The Honorable Sheila Abdus-Salaam, an associate judge on the New York Court of Appeals and a resident of Harlem, New York, died on April 12, 2017, at age 65.
During her 40-year legal career, Sheila gave tirelessly and compassionately as a public servant, mentor, distinguished jurist, and community leader. The first black woman appointed to New York’s highest court, Sheila was known for her support of young lawyers and law students, encouragement of the aspirations of practicing lawyers and judges, and her commitment to excellence.
A native of Washington D.C., Sheila was one of seven children born to Willena Turner and Alfred Brown. She was educated in the District of Columbia Public Schools and attended Eastern Senior High School, graduating in June 1970 as salutatorian of her class. She received a scholarship to attend Barnard College, graduating in 1974. In 1977, she earned her Juris Doctorate from Columbia Law School where she was a Charles Evans Hughes Fellow.
Following law school, Sheila started her legal career as a public defender at Brooklyn Legal Services and then worked as assistant attorney general in the Civil Rights and Real Estate Financing Bureaus of the New York State Attorney General’s office from 1980 to 1988. She subsequently became general counsel of the New York City Division of Labor Services, serving there until 1991.
Sheila was first elected a judge of the Civil Court of the City of New York, beginning in December 1991, and then, in 1993 and 2007, was elected a justice of the Supreme Court, First Department of the State of New York. In March 2009, she was appointed to the Supreme Court’s appellate division by Governor David A. Paterson, and in 2013, Governor Andrew M. Cuomo appointed her to the Court of Appeals, New York’s highest court.
Among her many memorable legal opinions was her 2016 Court of Appeals decision in Matter of Brooke S.B. vs. Elizabeth A.C., which expanded the legal definition of what it means to be a parent, effectively overturning a previous ruling in which the court had held that the non-biological parent in a same-sex couple relationship had no standing to seek custody or visitation rights following a breakup. She was known and respected as a jurist who with thoughtfulness, compassion and sensitivity protected the rights of the most vulnerable in our society.
She gave her time generously to the legal community, and formerly served as president of the New York City Chapter of the National Conference of Black Lawyers, Director of the Respect for Law Alliance, and on the executive committee of the National Lawyers Guild, New York City Chapter.

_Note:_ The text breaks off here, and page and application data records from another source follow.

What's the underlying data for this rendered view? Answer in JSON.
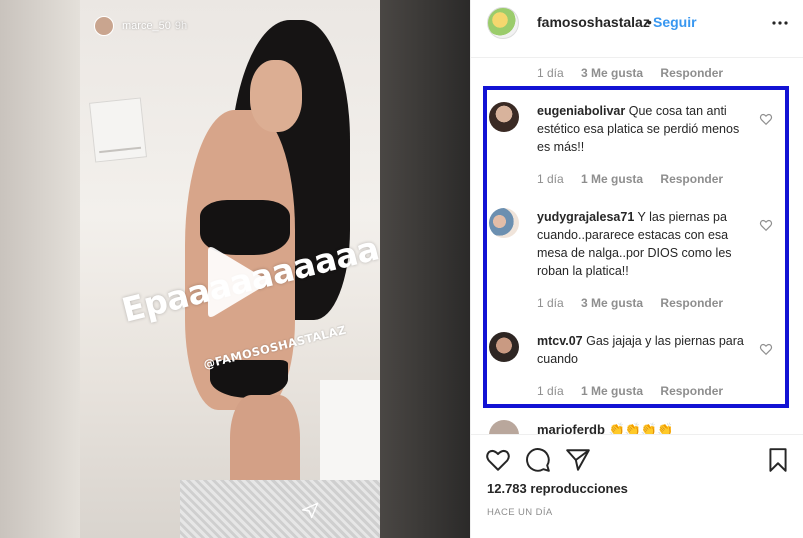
{
  "story": {
    "username": "marce_50",
    "time": "9h",
    "caption": "Epaaaaaaaaaa",
    "tag": "@FAMOSOSHASTALAZ"
  },
  "header": {
    "username": "famososhastalaz",
    "separator": "•",
    "follow_label": "Seguir"
  },
  "comments_top_meta": {
    "time": "1 día",
    "likes": "3 Me gusta",
    "reply": "Responder"
  },
  "comments": [
    {
      "username": "eugeniabolivar",
      "text": "Que cosa tan anti estético esa platica se perdió menos es más!!",
      "time": "1 día",
      "likes": "1 Me gusta",
      "reply": "Responder"
    },
    {
      "username": "yudygrajalesa71",
      "text": "Y las piernas pa cuando..pararece estacas con esa mesa de nalga..por DIOS como les roban la platica!!",
      "time": "1 día",
      "likes": "3 Me gusta",
      "reply": "Responder"
    },
    {
      "username": "mtcv.07",
      "text": "Gas jajaja y las piernas para cuando",
      "time": "1 día",
      "likes": "1 Me gusta",
      "reply": "Responder"
    }
  ],
  "partial_comment": {
    "username": "marioferdb 👏👏👏👏"
  },
  "footer": {
    "views_count": "12.783",
    "views_label": "reproducciones",
    "posted": "HACE UN DÍA"
  },
  "colors": {
    "link_blue": "#3897f0",
    "highlight_blue": "#1212d4",
    "meta_gray": "#8e8e8e"
  },
  "icons": [
    "play-icon",
    "send-icon",
    "more-icon",
    "heart-icon",
    "comment-icon",
    "share-icon",
    "bookmark-icon"
  ]
}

In and out of the courtroom, Sheila was a champion for justice. She served on the boards of Contemporary Guidance Services and Project Brownstone Inc. and was chair emerita of the board of Harlem Legal Services and the Women’s Housing and Economic Development Corporation. She was devoted to Barnard College and Columbia Law School, and served as vice president of the Columbia Law School Board of Visitors.
Sheila was an avid swimmer and athletically inclined, playing basketball, softball and running track in her earlier years. She also loved to dance and, as former Attorney General Eric Holder noted at her Court of Appeals swearing-in, “She loved to boogie.” Most enduring was her warm engaging spirit coupled with a non-discriminating love for persons from every walk of life.
Sheila is survived by her husband, the Rev. Canon Gregory A. Jacobs, her brother, Benjamin Turner (Hattie), her sisters, Sherene Turner, Sheryl McCain (Jethro), and Pamela Turner, her sister-in-law, Deborah Turner, one aunt, Helen Turner, and by many loving nieces, nephews, cousins, friends and colleagues. She was preceded in death by her mother and father, brothers Melvin Brown and Jerome Turner, aunts and uncles.
A public memorial service will be held at the Cathedral of St. John the Divine, 1047 Amsterdam Avenue, New York City on Friday, May 26 at noon.
In lieu of flowers, memorial gifts may be made to the Judge Sheila Abdus-Salaam Memorial Fund c/o Episcopal Diocese of Newark, 31 Mulberry Street, Newark, NJ 07102. Contributions will benefit funds in her name being established at Barnard College, Columbia Law School, and other charitable organizations.